The other area where I feel the Fuji system still has limitations is with regards to wildlife photography. I am not a regular bird photographer but when I do I use the D7100 with a 300mm f4 prime lens and a 1.4 converter which gives me just over 600mm in full-frame terms (300 x 1.5 x 1.4 = 630) and the combination produces sharp, crisp images which are perfectly good for my use. The focus on the crop-sensor Nikon is very responsive and with appropriate care I’ve had some good results. From everything I read, whilst Fuji are making strides in this direction they haven’t got there yet.
I had a good conversation today with a friend of mine who has followed a similar path to mine, albeit he is six months ahead of me. Long story short he came to the same conclusions as I have and currently runs two systems. He finally loosed the shackles of full frame and has kept a Nikon DX camera with a 50mm prime and the three telephoto lenses he uses for wildlife. For everything else he uses a Fuji X-T2 and X-Pro2. Whilst the exact make-up of our kit differs he has basically adopted the same dual-system set-up that I am tending towards and it works for him. I think it is going to work well for me too.
As the images here show I was out yesterday with two Nikon DSLRs, three f2.8 lenses and a hefty tripod. As always a delight to use and I’m well pleased with the results.

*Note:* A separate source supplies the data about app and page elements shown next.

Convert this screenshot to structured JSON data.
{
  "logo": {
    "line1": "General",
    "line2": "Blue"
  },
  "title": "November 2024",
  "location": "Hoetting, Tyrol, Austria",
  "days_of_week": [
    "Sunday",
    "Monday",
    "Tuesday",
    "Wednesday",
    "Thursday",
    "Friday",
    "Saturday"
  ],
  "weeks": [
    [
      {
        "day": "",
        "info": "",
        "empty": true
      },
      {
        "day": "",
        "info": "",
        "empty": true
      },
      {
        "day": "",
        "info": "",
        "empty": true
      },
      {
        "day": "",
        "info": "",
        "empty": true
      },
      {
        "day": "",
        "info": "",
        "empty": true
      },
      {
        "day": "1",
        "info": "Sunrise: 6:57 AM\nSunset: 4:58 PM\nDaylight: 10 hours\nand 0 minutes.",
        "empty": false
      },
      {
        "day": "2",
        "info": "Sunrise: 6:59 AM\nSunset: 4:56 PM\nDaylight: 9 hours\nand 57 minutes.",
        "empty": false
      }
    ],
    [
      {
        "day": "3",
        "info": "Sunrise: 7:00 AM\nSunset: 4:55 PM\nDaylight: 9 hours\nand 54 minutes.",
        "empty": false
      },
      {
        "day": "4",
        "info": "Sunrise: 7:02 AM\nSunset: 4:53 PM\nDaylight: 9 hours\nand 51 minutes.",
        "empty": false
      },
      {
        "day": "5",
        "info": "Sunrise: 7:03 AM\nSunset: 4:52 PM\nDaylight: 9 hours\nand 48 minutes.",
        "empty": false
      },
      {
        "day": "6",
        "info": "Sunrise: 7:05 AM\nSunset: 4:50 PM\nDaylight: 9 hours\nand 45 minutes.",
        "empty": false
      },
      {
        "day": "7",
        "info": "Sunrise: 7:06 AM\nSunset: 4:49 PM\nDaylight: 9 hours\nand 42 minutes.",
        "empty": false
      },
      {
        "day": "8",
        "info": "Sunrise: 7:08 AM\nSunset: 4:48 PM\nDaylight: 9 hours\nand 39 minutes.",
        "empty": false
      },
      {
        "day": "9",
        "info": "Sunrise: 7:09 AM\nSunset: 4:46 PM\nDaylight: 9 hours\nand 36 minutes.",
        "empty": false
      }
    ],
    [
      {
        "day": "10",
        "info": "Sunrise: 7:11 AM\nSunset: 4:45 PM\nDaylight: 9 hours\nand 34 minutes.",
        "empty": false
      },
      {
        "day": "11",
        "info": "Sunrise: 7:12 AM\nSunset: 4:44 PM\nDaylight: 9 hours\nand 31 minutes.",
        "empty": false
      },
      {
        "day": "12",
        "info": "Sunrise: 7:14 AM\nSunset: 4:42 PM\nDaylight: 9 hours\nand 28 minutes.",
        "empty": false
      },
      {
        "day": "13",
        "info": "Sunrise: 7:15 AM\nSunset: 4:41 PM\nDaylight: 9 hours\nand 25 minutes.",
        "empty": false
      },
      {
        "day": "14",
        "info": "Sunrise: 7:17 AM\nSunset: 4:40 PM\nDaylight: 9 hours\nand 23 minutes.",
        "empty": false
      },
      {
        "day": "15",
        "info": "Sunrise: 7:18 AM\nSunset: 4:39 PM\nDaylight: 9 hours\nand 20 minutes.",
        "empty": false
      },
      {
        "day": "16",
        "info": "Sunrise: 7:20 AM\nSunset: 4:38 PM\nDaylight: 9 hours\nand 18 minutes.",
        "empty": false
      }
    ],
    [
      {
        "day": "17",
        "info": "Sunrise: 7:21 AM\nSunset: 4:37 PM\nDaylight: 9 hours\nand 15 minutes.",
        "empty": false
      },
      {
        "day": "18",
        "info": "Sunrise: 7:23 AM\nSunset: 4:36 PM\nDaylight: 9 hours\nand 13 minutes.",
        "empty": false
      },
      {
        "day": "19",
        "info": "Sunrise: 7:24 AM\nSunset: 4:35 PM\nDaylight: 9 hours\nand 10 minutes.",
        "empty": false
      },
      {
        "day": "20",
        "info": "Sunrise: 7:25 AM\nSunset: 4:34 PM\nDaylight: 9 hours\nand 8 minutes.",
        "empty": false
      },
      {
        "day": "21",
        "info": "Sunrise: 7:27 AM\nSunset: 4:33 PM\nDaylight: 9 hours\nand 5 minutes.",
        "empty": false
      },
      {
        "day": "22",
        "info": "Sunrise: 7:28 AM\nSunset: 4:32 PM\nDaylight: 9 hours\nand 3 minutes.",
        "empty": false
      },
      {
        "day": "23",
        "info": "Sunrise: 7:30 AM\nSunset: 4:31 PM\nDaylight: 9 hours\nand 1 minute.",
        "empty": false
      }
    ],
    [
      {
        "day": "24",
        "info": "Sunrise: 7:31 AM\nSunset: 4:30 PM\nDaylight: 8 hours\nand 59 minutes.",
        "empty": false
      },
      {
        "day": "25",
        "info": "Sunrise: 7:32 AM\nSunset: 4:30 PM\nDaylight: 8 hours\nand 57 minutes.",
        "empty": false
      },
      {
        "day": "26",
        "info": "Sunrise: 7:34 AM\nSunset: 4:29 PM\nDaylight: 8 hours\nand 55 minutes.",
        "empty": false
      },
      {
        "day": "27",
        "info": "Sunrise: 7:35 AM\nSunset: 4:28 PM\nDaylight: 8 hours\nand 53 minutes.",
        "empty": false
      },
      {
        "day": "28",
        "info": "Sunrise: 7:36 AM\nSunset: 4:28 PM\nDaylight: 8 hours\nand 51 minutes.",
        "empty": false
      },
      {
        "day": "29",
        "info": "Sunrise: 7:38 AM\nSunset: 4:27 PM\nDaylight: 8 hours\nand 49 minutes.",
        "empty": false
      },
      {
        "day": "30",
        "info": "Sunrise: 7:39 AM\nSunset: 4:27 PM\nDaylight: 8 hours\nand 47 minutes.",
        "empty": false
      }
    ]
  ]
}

My shoulders and back however reminded me this morning what I had been carrying yesterday.
So, if I had one, I guess my mantra would be “I sold some kit, made the move to a part-mirrorless/part-DSLR system and I am not regretting it”.